When it comes to protecting an organization against cyber attacks people often think their biggest concern is blocking unauthorized access from outside their network. Protecting your organization with the right technology is absolutely necessary, but it’s not enough.
What about the insider threat? Authorized users who are already inside your network or have inside knowledge about your infrastructure.
While statistics vary on security breaches related to insider threats, a common theme is:
What’s interesting about the information above are the solutions listed to avoid these breaches have been the same for years. Yet security breaches due to insider threats continue to increase.
Based on what cybersecurity experts are seeing across all industries, these attacks are on the rise. They increase every year and each year they are becoming harder to detect. With a little surveillance using public information the techniques used in these attacks are becoming more complex. Phishing attacks are increasing. A phishing campaign is easy to launch and cost very little to support. Ransomware transformed from a threat targeting specific industries in 2016 to going global this past year. Malicious websites continue to popup like weeds. As technology advances so will the simplicity with launching attacks.

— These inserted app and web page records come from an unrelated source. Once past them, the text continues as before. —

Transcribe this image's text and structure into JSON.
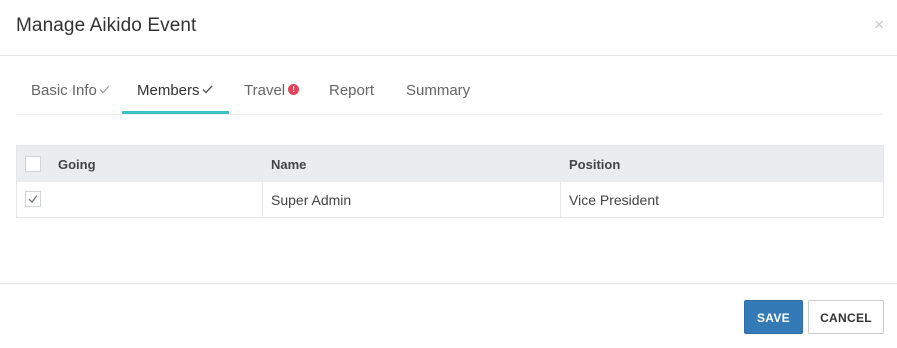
{
  "modal": {
    "title": "Manage Aikido Event",
    "close_symbol": "×"
  },
  "tabs": [
    {
      "label": "Basic Info",
      "status": "check",
      "active": false
    },
    {
      "label": "Members",
      "status": "check",
      "active": true
    },
    {
      "label": "Travel",
      "status": "alert",
      "active": false
    },
    {
      "label": "Report",
      "status": "",
      "active": false
    },
    {
      "label": "Summary",
      "status": "",
      "active": false
    }
  ],
  "table": {
    "columns": [
      "Going",
      "Name",
      "Position"
    ],
    "rows": [
      {
        "going": true,
        "name": "Super Admin",
        "position": "Vice President"
      }
    ],
    "select_all_checked": false
  },
  "footer": {
    "save_label": "SAVE",
    "cancel_label": "CANCEL"
  },
  "colors": {
    "accent": "#3cc2c2",
    "primary": "#337ab7",
    "alert": "#e0455b"
  },
  "icons": {
    "tab_check": "check-icon",
    "tab_alert": "alert-icon",
    "close": "close-icon"
  }
}
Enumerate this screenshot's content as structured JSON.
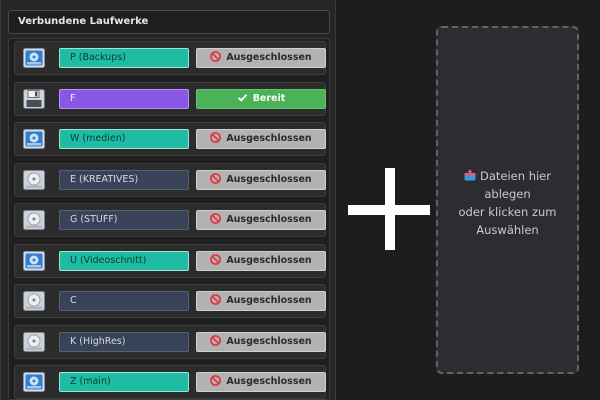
{
  "panel": {
    "title": "Verbundene Laufwerke"
  },
  "drives": [
    {
      "name": "P (Backups)",
      "color": "teal",
      "icon": "network-drive-icon",
      "status": "Ausgeschlossen",
      "state": "excluded"
    },
    {
      "name": "F",
      "color": "purple",
      "icon": "floppy-disk-icon",
      "status": "Bereit",
      "state": "ready"
    },
    {
      "name": "W (medien)",
      "color": "teal",
      "icon": "network-drive-icon",
      "status": "Ausgeschlossen",
      "state": "excluded"
    },
    {
      "name": "E (KREATIVES)",
      "color": "dark",
      "icon": "hard-drive-icon",
      "status": "Ausgeschlossen",
      "state": "excluded"
    },
    {
      "name": "G (STUFF)",
      "color": "dark",
      "icon": "hard-drive-icon",
      "status": "Ausgeschlossen",
      "state": "excluded"
    },
    {
      "name": "U (Videoschnitt)",
      "color": "teal",
      "icon": "network-drive-icon",
      "status": "Ausgeschlossen",
      "state": "excluded"
    },
    {
      "name": "C",
      "color": "dark",
      "icon": "hard-drive-icon",
      "status": "Ausgeschlossen",
      "state": "excluded"
    },
    {
      "name": "K (HighRes)",
      "color": "dark",
      "icon": "hard-drive-icon",
      "status": "Ausgeschlossen",
      "state": "excluded"
    },
    {
      "name": "Z (main)",
      "color": "teal",
      "icon": "network-drive-icon",
      "status": "Ausgeschlossen",
      "state": "excluded"
    }
  ],
  "dropzone": {
    "line1": "Dateien hier",
    "line2": "ablegen",
    "line3": "oder klicken zum",
    "line4": "Auswählen",
    "icon": "inbox-upload-icon"
  },
  "colors": {
    "teal": "#1fbba3",
    "purple": "#8a56e6",
    "ready_green": "#4cb258",
    "excluded_gray": "#b2b2b2",
    "excluded_red": "#e0353b"
  }
}
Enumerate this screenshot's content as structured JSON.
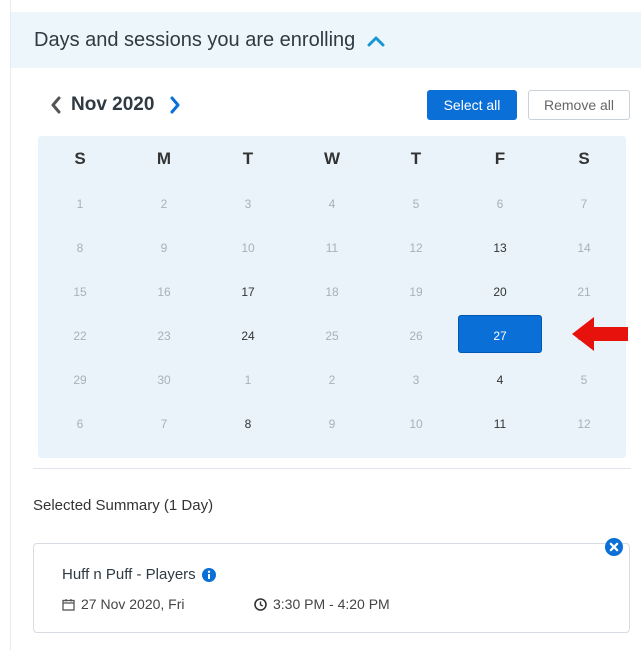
{
  "header": {
    "title": "Days and sessions you are enrolling",
    "collapse_icon": "chevron-up-icon"
  },
  "calendar": {
    "month_label": "Nov 2020",
    "prev_icon": "chevron-left-icon",
    "next_icon": "chevron-right-icon",
    "select_all_label": "Select all",
    "remove_all_label": "Remove all",
    "weekdays": [
      "S",
      "M",
      "T",
      "W",
      "T",
      "F",
      "S"
    ],
    "weeks": [
      [
        {
          "d": "1",
          "s": "disabled"
        },
        {
          "d": "2",
          "s": "disabled"
        },
        {
          "d": "3",
          "s": "disabled"
        },
        {
          "d": "4",
          "s": "disabled"
        },
        {
          "d": "5",
          "s": "disabled"
        },
        {
          "d": "6",
          "s": "disabled"
        },
        {
          "d": "7",
          "s": "disabled"
        }
      ],
      [
        {
          "d": "8",
          "s": "disabled"
        },
        {
          "d": "9",
          "s": "disabled"
        },
        {
          "d": "10",
          "s": "disabled"
        },
        {
          "d": "11",
          "s": "disabled"
        },
        {
          "d": "12",
          "s": "disabled"
        },
        {
          "d": "13",
          "s": "available"
        },
        {
          "d": "14",
          "s": "disabled"
        }
      ],
      [
        {
          "d": "15",
          "s": "disabled"
        },
        {
          "d": "16",
          "s": "disabled"
        },
        {
          "d": "17",
          "s": "available"
        },
        {
          "d": "18",
          "s": "disabled"
        },
        {
          "d": "19",
          "s": "disabled"
        },
        {
          "d": "20",
          "s": "available"
        },
        {
          "d": "21",
          "s": "disabled"
        }
      ],
      [
        {
          "d": "22",
          "s": "disabled"
        },
        {
          "d": "23",
          "s": "disabled"
        },
        {
          "d": "24",
          "s": "available"
        },
        {
          "d": "25",
          "s": "disabled"
        },
        {
          "d": "26",
          "s": "disabled"
        },
        {
          "d": "27",
          "s": "selected"
        },
        {
          "d": "28",
          "s": "disabled"
        }
      ],
      [
        {
          "d": "29",
          "s": "disabled"
        },
        {
          "d": "30",
          "s": "disabled"
        },
        {
          "d": "1",
          "s": "disabled"
        },
        {
          "d": "2",
          "s": "disabled"
        },
        {
          "d": "3",
          "s": "disabled"
        },
        {
          "d": "4",
          "s": "available"
        },
        {
          "d": "5",
          "s": "disabled"
        }
      ],
      [
        {
          "d": "6",
          "s": "disabled"
        },
        {
          "d": "7",
          "s": "disabled"
        },
        {
          "d": "8",
          "s": "available"
        },
        {
          "d": "9",
          "s": "disabled"
        },
        {
          "d": "10",
          "s": "disabled"
        },
        {
          "d": "11",
          "s": "available"
        },
        {
          "d": "12",
          "s": "disabled"
        }
      ]
    ]
  },
  "annotation": {
    "arrow_icon": "red-arrow-icon",
    "color": "#e8120c"
  },
  "summary": {
    "title": "Selected Summary (1 Day)",
    "sessions": [
      {
        "name": "Huff n Puff - Players",
        "date": "27 Nov 2020, Fri",
        "time": "3:30 PM - 4:20 PM"
      }
    ]
  },
  "colors": {
    "accent": "#0a6fd6",
    "header_bg": "#edf6fb",
    "calendar_bg": "#e9f3f9"
  }
}
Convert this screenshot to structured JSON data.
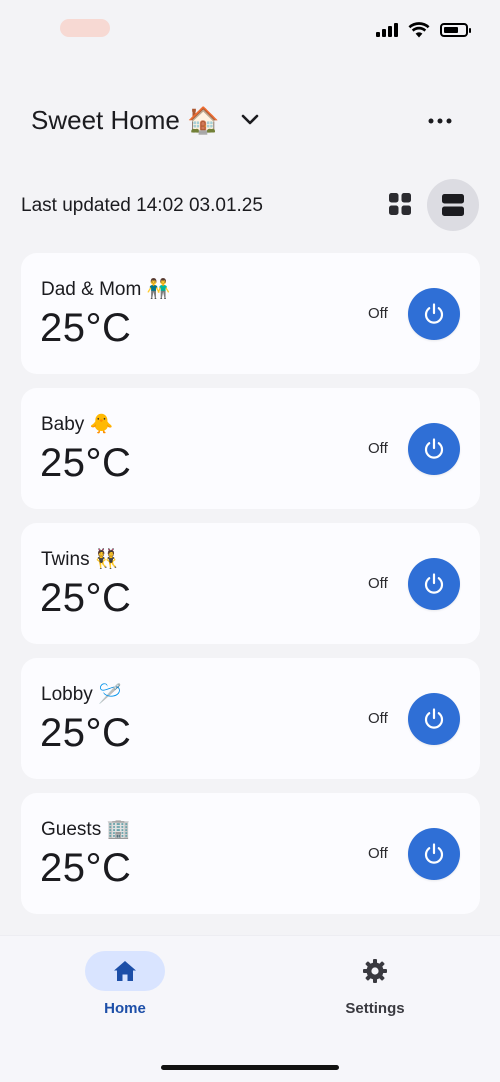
{
  "header": {
    "home_title": "Sweet Home 🏠",
    "chevron_icon": "chevron-down-icon",
    "more_icon": "more-horizontal-icon"
  },
  "toolbar": {
    "last_updated": "Last updated 14:02 03.01.25",
    "grid_view_icon": "grid-view-icon",
    "list_view_icon": "list-view-icon",
    "active_view": "list"
  },
  "rooms": [
    {
      "name": "Dad & Mom 👬",
      "temperature": "25°C",
      "state": "Off"
    },
    {
      "name": "Baby 🐥",
      "temperature": "25°C",
      "state": "Off"
    },
    {
      "name": "Twins 👯",
      "temperature": "25°C",
      "state": "Off"
    },
    {
      "name": "Lobby 🪡",
      "temperature": "25°C",
      "state": "Off"
    },
    {
      "name": "Guests 🏢",
      "temperature": "25°C",
      "state": "Off"
    }
  ],
  "nav": {
    "home_label": "Home",
    "settings_label": "Settings",
    "active": "home"
  },
  "colors": {
    "accent": "#2f6fd6",
    "nav_active_bg": "#d9e4ff",
    "nav_active_text": "#1d4fa8",
    "card_bg": "#fcfcff",
    "page_bg": "#f3f3f6"
  }
}
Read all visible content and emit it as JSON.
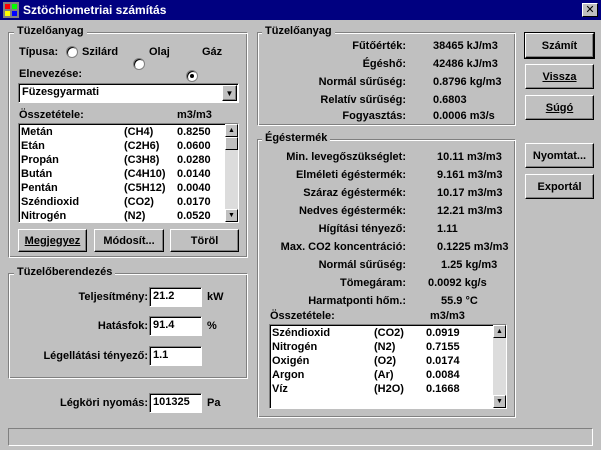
{
  "window": {
    "title": "Sztöchiometriai számítás",
    "close_glyph": "✕"
  },
  "fuel_group": {
    "title": "Tüzelőanyag",
    "type_label": "Típusa:",
    "type_options": [
      "Szilárd",
      "Olaj",
      "Gáz"
    ],
    "type_selected": "Gáz",
    "name_label": "Elnevezése:",
    "name_value": "Füzesgyarmati",
    "composition_label": "Összetétele:",
    "composition_unit": "m3/m3",
    "composition": [
      {
        "name": "Metán",
        "formula": "(CH4)",
        "value": "0.8250"
      },
      {
        "name": "Etán",
        "formula": "(C2H6)",
        "value": "0.0600"
      },
      {
        "name": "Propán",
        "formula": "(C3H8)",
        "value": "0.0280"
      },
      {
        "name": "Bután",
        "formula": "(C4H10)",
        "value": "0.0140"
      },
      {
        "name": "Pentán",
        "formula": "(C5H12)",
        "value": "0.0040"
      },
      {
        "name": "Széndioxid",
        "formula": "(CO2)",
        "value": "0.0170"
      },
      {
        "name": "Nitrogén",
        "formula": "(N2)",
        "value": "0.0520"
      }
    ],
    "buttons": {
      "note": "Megjegyez",
      "modify": "Módosít...",
      "delete": "Töröl"
    }
  },
  "device_group": {
    "title": "Tüzelőberendezés",
    "power_label": "Teljesítmény:",
    "power_value": "21.2",
    "power_unit": "kW",
    "efficiency_label": "Hatásfok:",
    "efficiency_value": "91.4",
    "efficiency_unit": "%",
    "air_factor_label": "Légellátási tényező:",
    "air_factor_value": "1.1"
  },
  "pressure": {
    "label": "Légköri nyomás:",
    "value": "101325",
    "unit": "Pa"
  },
  "fuel_props": {
    "title": "Tüzelőanyag",
    "rows": [
      {
        "label": "Fűtőérték:",
        "value": "38465 kJ/m3"
      },
      {
        "label": "Égéshő:",
        "value": "42486 kJ/m3"
      },
      {
        "label": "Normál sűrűség:",
        "value": "0.8796 kg/m3"
      },
      {
        "label": "Relatív sűrűség:",
        "value": "0.6803"
      },
      {
        "label": "Fogyasztás:",
        "value": "0.0006 m3/s"
      }
    ]
  },
  "flue_gas": {
    "title": "Égéstermék",
    "rows": [
      {
        "label": "Min. levegőszükséglet:",
        "value": "10.11 m3/m3"
      },
      {
        "label": "Elméleti égéstermék:",
        "value": "9.161 m3/m3"
      },
      {
        "label": "Száraz égéstermék:",
        "value": "10.17 m3/m3"
      },
      {
        "label": "Nedves égéstermék:",
        "value": "12.21 m3/m3"
      },
      {
        "label": "Hígítási tényező:",
        "value": "1.11"
      },
      {
        "label": "Max. CO2 koncentráció:",
        "value": "0.1225 m3/m3"
      },
      {
        "label": "Normál sűrűség:",
        "value": "1.25 kg/m3"
      },
      {
        "label": "Tömegáram:",
        "value": "0.0092 kg/s"
      },
      {
        "label": "Harmatponti hőm.:",
        "value": "55.9 °C"
      }
    ],
    "composition_label": "Összetétele:",
    "composition_unit": "m3/m3",
    "composition": [
      {
        "name": "Széndioxid",
        "formula": "(CO2)",
        "value": "0.0919"
      },
      {
        "name": "Nitrogén",
        "formula": "(N2)",
        "value": "0.7155"
      },
      {
        "name": "Oxigén",
        "formula": "(O2)",
        "value": "0.0174"
      },
      {
        "name": "Argon",
        "formula": "(Ar)",
        "value": "0.0084"
      },
      {
        "name": "Víz",
        "formula": "(H2O)",
        "value": "0.1668"
      }
    ]
  },
  "side_buttons": {
    "calculate": "Számít",
    "back": "Vissza",
    "help": "Súgó",
    "print": "Nyomtat...",
    "export": "Exportál"
  },
  "status_text": ""
}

With an increase in attacks there must also be an increase in awareness training. Users, employees, stakeholders… however you want to refer to them. They are your greatest assets in protecting an organization.
Educating users and raising security awareness are a must. Educating is not a once a year class to check a box on user awareness training. This is where many fall short. Educating is constant awareness and communication, being sent to all users about active threats not only hitting your organization but also threats hitting industries near home to help you get in front of potential threats. Educating is not checking a box.
Protecting an organization from cyber threats has always been a challenge. Being one of the “good guys” you are always on the defense and in a reactionary state. The ultimate goal is to prevent an attack. However, if you have ever been in the thick of one of these incidents you already know this goal shifts to how quickly you can identify, contain and shut it down.
If you work in cybersecurity, take advantage of the low hanging fruit mentioned above that is a finding every year to help prevent security breaches. Educating users and raising awareness.